As we rounded Cape Trafalgar the seas also started to ease. Note Jennie taking yet  another picture of a light house. Quite a worrying trend………….



The best was yet to come. We managed to navigate into the harbour, where the crew roped up and fendered in preparation for mooring on the reception pontoon. As we were just about to berth Zipadedoda, a chap appeared and waved us on. I thought to the nearest hammerhead.  Wrong again, it was into a finger berth,(a very short one at that), with the wind more or less at 45 degrees to the beam. Oh and gusting 30 knots again. Never mind there were marina chaps and two other Brits on hand to help. Needless to say it was a case of too many cooks, and the manoeuvre was a disaster. We now have a graze to the bow, and a dent to my pride. Moral of the story, rely on your own crew and your own judgement. I should never have accepted the berth, or the help.


So once we had “let go the helpers”,  We got a line to the finger pontoon and using the primary winch, managed to get her alongside and then sorted out all the knitting!!


After a short walk to calm down, peace has once again been restored to all the crew, aided by a glass or two……………………….


Now its time to get the passage plan sorted for the lumpy ride around to Gibraltar tomorrow.

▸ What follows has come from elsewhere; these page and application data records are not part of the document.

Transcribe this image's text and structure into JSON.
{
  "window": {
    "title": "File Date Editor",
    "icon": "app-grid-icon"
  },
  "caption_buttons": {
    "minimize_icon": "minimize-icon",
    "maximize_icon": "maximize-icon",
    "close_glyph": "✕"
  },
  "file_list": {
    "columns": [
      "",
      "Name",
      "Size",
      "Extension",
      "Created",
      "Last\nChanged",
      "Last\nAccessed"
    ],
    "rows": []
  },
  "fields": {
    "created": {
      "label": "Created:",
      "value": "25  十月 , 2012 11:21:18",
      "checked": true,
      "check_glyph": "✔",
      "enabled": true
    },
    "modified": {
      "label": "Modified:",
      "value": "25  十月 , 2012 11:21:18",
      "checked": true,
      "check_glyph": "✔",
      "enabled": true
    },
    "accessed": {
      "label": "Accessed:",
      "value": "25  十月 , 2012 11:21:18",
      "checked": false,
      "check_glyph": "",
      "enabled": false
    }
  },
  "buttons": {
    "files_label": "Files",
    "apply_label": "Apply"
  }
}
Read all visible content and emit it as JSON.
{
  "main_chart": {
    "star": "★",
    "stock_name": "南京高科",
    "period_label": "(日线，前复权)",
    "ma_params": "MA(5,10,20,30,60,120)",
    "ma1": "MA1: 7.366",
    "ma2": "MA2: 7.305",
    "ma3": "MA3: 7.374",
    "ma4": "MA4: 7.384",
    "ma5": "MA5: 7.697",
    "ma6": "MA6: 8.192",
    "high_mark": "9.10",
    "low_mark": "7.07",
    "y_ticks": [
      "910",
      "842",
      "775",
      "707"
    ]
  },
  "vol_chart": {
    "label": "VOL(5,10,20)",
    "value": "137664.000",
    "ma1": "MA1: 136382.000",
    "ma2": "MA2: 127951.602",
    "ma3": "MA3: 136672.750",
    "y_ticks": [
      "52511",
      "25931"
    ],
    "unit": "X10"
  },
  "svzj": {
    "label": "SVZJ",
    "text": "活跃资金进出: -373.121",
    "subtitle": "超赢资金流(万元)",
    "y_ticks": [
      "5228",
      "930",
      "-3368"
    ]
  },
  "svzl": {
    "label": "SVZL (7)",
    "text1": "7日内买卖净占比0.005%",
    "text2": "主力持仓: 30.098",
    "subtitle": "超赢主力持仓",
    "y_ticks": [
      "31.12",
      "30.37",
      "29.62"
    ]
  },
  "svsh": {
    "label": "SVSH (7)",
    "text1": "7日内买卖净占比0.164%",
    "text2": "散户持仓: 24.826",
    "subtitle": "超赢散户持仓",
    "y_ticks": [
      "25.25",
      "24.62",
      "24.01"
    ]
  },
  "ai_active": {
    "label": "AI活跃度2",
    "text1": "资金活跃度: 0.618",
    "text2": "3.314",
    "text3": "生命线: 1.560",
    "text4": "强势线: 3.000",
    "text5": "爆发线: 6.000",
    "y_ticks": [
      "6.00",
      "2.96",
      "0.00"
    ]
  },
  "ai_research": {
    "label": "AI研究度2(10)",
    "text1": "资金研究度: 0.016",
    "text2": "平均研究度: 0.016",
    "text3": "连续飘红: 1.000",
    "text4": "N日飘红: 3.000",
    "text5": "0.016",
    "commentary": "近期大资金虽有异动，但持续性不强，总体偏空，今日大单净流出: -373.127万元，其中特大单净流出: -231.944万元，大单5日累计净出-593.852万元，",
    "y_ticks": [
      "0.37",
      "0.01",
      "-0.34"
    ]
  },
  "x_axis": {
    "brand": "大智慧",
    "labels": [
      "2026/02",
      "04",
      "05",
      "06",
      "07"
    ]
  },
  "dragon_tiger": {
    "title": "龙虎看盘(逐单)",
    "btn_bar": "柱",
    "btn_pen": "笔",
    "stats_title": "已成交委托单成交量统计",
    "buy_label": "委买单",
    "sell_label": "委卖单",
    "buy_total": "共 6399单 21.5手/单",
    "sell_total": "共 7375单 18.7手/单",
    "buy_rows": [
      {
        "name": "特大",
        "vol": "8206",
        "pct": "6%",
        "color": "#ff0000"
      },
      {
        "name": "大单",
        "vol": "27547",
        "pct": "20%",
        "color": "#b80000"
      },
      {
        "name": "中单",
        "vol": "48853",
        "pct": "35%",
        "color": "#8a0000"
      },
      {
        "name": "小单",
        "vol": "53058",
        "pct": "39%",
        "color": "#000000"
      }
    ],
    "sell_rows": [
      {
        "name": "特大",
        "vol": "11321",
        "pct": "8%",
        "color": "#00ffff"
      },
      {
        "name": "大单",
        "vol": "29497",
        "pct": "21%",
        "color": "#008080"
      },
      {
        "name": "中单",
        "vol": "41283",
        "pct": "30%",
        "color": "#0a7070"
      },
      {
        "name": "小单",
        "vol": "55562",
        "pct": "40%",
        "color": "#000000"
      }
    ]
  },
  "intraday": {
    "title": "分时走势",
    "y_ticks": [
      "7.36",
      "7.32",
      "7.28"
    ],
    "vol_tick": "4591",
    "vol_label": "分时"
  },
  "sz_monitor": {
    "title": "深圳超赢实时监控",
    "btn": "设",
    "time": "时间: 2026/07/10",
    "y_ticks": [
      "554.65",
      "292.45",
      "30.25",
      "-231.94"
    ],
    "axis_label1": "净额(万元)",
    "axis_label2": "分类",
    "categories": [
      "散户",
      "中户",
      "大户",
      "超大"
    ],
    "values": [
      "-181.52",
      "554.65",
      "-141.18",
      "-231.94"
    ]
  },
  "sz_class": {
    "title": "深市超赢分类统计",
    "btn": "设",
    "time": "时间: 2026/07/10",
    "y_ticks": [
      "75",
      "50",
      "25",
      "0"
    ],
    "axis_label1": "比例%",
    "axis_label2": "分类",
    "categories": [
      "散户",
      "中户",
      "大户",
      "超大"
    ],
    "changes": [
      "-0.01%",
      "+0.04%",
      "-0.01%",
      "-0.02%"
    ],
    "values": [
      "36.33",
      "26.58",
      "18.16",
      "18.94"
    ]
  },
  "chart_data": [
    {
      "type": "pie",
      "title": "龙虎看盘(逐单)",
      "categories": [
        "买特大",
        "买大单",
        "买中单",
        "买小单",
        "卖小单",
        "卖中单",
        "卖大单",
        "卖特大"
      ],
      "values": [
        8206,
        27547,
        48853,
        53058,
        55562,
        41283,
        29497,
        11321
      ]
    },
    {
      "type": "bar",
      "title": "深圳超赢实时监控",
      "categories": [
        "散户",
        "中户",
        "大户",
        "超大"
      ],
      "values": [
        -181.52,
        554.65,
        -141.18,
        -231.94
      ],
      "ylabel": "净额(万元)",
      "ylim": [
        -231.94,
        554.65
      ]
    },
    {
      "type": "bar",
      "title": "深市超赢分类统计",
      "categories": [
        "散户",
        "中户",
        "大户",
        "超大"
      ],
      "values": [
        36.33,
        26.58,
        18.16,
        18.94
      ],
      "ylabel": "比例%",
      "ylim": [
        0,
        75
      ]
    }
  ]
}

Tarifa is officially the windiest place in Europe with 300 days a year when it is over 30 knots. Can’t wait…………….